TO DO: From the listing below, pull out every line where the string "image" appears.

DATASET EXCERPTS:
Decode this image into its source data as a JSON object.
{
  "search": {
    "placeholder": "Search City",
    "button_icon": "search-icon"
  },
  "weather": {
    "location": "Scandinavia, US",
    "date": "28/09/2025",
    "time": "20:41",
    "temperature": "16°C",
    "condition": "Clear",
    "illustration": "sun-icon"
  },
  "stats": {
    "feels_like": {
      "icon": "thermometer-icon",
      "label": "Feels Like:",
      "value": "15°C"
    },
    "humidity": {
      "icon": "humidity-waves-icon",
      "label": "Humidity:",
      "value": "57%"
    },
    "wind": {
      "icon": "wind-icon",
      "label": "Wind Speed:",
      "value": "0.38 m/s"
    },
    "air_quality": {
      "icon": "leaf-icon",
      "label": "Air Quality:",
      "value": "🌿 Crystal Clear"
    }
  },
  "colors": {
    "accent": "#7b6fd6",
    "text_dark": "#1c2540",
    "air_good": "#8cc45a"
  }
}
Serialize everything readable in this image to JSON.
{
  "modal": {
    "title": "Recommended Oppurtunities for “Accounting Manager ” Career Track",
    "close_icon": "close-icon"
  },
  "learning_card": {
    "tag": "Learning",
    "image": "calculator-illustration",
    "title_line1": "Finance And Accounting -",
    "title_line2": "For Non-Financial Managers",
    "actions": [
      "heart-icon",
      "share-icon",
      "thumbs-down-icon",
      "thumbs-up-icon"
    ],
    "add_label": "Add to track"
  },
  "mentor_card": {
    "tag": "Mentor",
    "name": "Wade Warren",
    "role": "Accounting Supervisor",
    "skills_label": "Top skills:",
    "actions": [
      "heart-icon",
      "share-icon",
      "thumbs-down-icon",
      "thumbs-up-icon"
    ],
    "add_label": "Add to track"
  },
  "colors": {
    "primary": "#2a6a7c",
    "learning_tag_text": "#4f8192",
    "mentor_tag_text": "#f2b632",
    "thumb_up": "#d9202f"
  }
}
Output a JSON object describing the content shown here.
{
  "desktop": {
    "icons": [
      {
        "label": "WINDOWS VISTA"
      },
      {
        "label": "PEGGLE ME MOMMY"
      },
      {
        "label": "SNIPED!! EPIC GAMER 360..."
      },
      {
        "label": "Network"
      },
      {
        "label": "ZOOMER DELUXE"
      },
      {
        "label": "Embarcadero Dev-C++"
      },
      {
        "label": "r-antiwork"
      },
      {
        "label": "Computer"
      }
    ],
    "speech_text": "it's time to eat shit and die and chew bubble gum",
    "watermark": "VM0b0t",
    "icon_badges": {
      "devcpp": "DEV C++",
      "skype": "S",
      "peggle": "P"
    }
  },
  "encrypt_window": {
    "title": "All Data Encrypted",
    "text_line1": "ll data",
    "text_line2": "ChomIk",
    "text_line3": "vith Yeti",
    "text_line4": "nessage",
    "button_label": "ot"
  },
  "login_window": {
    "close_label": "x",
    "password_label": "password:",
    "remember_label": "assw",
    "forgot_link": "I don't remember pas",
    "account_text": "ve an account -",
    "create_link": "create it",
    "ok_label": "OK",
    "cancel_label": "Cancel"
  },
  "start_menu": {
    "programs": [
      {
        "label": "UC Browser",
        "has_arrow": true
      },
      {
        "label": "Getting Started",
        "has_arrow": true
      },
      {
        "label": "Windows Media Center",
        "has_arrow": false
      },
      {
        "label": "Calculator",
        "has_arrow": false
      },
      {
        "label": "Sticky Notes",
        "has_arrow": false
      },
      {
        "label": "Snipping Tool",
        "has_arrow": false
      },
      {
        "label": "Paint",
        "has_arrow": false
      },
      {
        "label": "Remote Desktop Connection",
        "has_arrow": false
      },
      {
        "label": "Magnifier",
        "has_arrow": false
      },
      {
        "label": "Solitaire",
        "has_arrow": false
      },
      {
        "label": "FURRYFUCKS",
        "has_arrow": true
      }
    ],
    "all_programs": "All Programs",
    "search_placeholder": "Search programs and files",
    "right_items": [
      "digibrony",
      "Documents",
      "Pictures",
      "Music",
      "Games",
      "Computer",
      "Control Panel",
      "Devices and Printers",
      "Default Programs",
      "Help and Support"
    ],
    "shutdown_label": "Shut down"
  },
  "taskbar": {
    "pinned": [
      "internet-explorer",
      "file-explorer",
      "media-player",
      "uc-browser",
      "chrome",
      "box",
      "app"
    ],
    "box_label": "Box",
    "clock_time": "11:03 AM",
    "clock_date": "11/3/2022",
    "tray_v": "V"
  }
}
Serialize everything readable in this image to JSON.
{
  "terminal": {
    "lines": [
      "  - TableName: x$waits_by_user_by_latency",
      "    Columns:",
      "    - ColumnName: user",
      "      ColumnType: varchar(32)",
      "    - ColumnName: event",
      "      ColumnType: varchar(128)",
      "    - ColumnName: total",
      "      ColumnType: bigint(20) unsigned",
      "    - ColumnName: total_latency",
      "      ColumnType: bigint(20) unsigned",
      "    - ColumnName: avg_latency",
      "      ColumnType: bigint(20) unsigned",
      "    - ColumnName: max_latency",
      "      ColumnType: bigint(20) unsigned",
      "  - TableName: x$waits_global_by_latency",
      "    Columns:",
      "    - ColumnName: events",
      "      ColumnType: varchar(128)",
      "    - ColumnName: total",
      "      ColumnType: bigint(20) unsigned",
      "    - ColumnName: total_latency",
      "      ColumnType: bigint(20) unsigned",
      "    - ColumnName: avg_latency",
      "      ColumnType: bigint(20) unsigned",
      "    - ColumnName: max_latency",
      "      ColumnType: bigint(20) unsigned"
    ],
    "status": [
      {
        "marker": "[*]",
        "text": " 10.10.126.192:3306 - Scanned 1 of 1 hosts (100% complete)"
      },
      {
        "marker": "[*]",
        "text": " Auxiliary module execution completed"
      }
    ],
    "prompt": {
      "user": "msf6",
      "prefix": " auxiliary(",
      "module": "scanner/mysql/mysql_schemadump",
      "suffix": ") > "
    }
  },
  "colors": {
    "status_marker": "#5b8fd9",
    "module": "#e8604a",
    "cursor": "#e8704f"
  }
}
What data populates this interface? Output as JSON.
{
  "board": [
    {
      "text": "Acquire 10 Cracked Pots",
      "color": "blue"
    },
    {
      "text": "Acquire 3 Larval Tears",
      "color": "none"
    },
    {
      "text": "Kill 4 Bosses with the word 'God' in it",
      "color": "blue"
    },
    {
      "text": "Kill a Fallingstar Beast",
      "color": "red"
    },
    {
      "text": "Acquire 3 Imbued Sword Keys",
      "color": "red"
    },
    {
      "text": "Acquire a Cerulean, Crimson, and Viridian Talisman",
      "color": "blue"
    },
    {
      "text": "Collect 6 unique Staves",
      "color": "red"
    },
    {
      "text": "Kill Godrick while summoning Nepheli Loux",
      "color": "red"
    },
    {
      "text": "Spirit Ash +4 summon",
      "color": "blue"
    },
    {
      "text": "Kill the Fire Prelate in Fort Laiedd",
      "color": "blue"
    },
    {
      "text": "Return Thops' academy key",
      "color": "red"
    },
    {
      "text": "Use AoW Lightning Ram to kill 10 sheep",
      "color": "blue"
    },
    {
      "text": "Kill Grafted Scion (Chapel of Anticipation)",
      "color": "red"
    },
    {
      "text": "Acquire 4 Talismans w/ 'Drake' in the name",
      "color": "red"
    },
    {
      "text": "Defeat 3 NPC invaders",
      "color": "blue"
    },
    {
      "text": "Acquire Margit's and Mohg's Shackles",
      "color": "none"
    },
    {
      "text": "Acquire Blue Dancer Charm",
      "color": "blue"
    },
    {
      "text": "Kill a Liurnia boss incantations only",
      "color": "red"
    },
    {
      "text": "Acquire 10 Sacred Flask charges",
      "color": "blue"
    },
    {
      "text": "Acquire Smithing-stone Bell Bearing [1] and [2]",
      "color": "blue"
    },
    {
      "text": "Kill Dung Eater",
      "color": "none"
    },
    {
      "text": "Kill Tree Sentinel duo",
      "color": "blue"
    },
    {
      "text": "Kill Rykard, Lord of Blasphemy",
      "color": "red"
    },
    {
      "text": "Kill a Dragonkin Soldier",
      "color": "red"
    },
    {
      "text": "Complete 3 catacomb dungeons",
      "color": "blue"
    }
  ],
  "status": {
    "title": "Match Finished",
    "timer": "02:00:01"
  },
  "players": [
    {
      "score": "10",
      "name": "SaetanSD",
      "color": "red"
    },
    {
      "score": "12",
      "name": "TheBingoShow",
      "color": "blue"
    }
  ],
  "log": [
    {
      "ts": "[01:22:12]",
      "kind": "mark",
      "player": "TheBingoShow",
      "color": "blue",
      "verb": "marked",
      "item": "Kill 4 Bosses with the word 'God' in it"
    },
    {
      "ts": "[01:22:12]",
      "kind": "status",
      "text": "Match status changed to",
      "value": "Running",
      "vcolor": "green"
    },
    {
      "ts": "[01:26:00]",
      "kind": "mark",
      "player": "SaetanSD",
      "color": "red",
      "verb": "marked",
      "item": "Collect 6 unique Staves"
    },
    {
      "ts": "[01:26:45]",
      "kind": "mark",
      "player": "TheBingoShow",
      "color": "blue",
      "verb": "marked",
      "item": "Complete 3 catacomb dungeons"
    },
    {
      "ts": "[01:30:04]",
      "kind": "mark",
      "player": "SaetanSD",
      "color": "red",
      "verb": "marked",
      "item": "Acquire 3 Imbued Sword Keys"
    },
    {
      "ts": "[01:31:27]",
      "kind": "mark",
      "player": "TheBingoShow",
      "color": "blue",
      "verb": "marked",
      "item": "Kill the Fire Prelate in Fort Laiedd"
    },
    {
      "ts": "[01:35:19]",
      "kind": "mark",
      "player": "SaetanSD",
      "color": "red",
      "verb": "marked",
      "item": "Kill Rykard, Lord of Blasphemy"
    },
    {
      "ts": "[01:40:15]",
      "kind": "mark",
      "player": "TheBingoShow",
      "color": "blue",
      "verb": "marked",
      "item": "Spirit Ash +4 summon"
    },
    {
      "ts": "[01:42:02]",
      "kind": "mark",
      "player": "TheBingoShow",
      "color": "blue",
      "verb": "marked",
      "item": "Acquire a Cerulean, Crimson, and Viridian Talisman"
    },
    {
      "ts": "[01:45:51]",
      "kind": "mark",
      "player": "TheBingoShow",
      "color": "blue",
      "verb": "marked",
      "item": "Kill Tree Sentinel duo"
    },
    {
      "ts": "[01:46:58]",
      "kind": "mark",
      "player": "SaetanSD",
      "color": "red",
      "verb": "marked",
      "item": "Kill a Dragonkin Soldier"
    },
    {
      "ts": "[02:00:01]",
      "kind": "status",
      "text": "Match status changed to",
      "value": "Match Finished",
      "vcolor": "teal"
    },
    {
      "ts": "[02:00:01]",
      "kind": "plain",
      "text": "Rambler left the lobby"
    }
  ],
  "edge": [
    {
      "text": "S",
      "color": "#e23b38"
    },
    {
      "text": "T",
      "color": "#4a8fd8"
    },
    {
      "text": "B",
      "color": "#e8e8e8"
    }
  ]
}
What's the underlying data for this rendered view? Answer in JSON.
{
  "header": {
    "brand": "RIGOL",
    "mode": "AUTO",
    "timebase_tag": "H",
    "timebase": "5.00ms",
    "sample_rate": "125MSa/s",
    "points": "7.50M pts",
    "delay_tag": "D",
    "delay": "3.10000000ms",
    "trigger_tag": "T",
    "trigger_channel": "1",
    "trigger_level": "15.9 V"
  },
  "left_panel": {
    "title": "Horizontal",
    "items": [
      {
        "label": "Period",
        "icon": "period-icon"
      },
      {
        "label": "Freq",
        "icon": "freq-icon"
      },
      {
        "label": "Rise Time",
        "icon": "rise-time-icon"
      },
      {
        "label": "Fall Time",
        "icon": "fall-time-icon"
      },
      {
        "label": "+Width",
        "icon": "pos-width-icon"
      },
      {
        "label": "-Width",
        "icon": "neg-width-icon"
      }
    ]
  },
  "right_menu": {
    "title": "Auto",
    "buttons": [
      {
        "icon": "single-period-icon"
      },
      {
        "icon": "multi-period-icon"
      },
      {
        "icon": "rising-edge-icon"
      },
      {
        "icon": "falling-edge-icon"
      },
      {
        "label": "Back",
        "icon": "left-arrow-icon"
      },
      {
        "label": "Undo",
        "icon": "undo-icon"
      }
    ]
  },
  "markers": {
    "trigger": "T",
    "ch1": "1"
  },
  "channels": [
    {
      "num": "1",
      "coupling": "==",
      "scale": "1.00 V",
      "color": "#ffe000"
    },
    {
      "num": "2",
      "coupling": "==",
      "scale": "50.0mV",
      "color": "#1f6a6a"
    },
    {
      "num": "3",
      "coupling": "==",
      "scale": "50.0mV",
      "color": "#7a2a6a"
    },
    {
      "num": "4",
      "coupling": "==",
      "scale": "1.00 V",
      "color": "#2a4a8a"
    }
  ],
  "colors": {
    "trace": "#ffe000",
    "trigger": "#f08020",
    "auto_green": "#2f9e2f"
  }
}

RESULT OF THE TASK:
Decode this image into its source data as a JSON object.
Serialize everything readable in this image to JSON.
    "image": "calculator-illustration",
Serialize everything readable in this image to JSON.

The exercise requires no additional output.